An interesting reflection, the first show ever entered 60 years ago, entry was made in the barrel race, thinking it was the cloverleaf. Nope, the event called barrel racing was three barrels in a line calling for circling each barrel to the left and right. Spot had never thought of that and got fourth out of four.
For clarification, there is a not a race to bend poles, but rather weaving between and “bending around them.” In keg bending, the horse weaves around former milk kegs, nowadays five-gallon buckets -fastest time wins.
A number of local playdays also have flag racing, where a rider picks up a small flag from a barrel and races across the finish line.
Specialty attractions through ages have included sddling races, exchange races, rescue races, relay races, even musical chairs, which are all fairly self-explanatory. There are several variations of what is called the key race, sometimes keyhole race, probably obvious, racing into out and out of a make-believe, keyhole-of-sorts, in the arena.
New to certain old-timers have been the barrel-and-stake race, two-barrel-flag race, figure-eight-stake race, half-eight race, and speed barrels
Average sometimes does win, so having a qualified run every time out is better than winning one and losing the next.
Reminded of Habakkuk 2:30: “If it seems slow in coming, wait, it’s on its way and will come right on time.”

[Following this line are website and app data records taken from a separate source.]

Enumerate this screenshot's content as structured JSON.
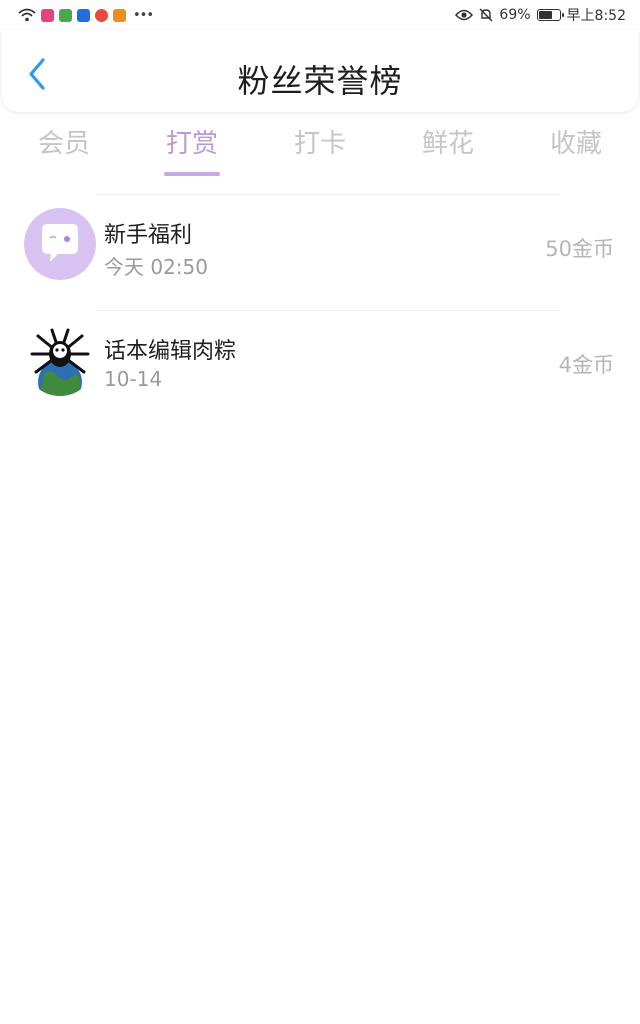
{
  "status_bar": {
    "battery": "69%",
    "battery_level": 0.69,
    "time": "早上8:52",
    "app_icon_colors": [
      "#e8417d",
      "#4aa84f",
      "#1f6fe0",
      "#e94a3a",
      "#f08c1d"
    ]
  },
  "header": {
    "title": "粉丝荣誉榜",
    "back_icon": "chevron-left-icon",
    "back_color": "#2a9bf0"
  },
  "tabs": [
    {
      "label": "会员",
      "active": false
    },
    {
      "label": "打赏",
      "active": true
    },
    {
      "label": "打卡",
      "active": false
    },
    {
      "label": "鲜花",
      "active": false
    },
    {
      "label": "收藏",
      "active": false
    }
  ],
  "accent_color": "#b99ad9",
  "list": [
    {
      "name": "新手福利",
      "time": "今天 02:50",
      "amount": "50金币",
      "avatar": "chat-bubble-avatar"
    },
    {
      "name": "话本编辑肉粽",
      "time": "10-14",
      "amount": "4金币",
      "avatar": "bug-earth-avatar"
    }
  ]
}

Frank J. Buchman is a lifelong rancher from Alta Vista, a lifetime newspaper writer, syndicated national ag writer and a marketing consultant. He writes a weekly column to share A Cowboy’s Faith.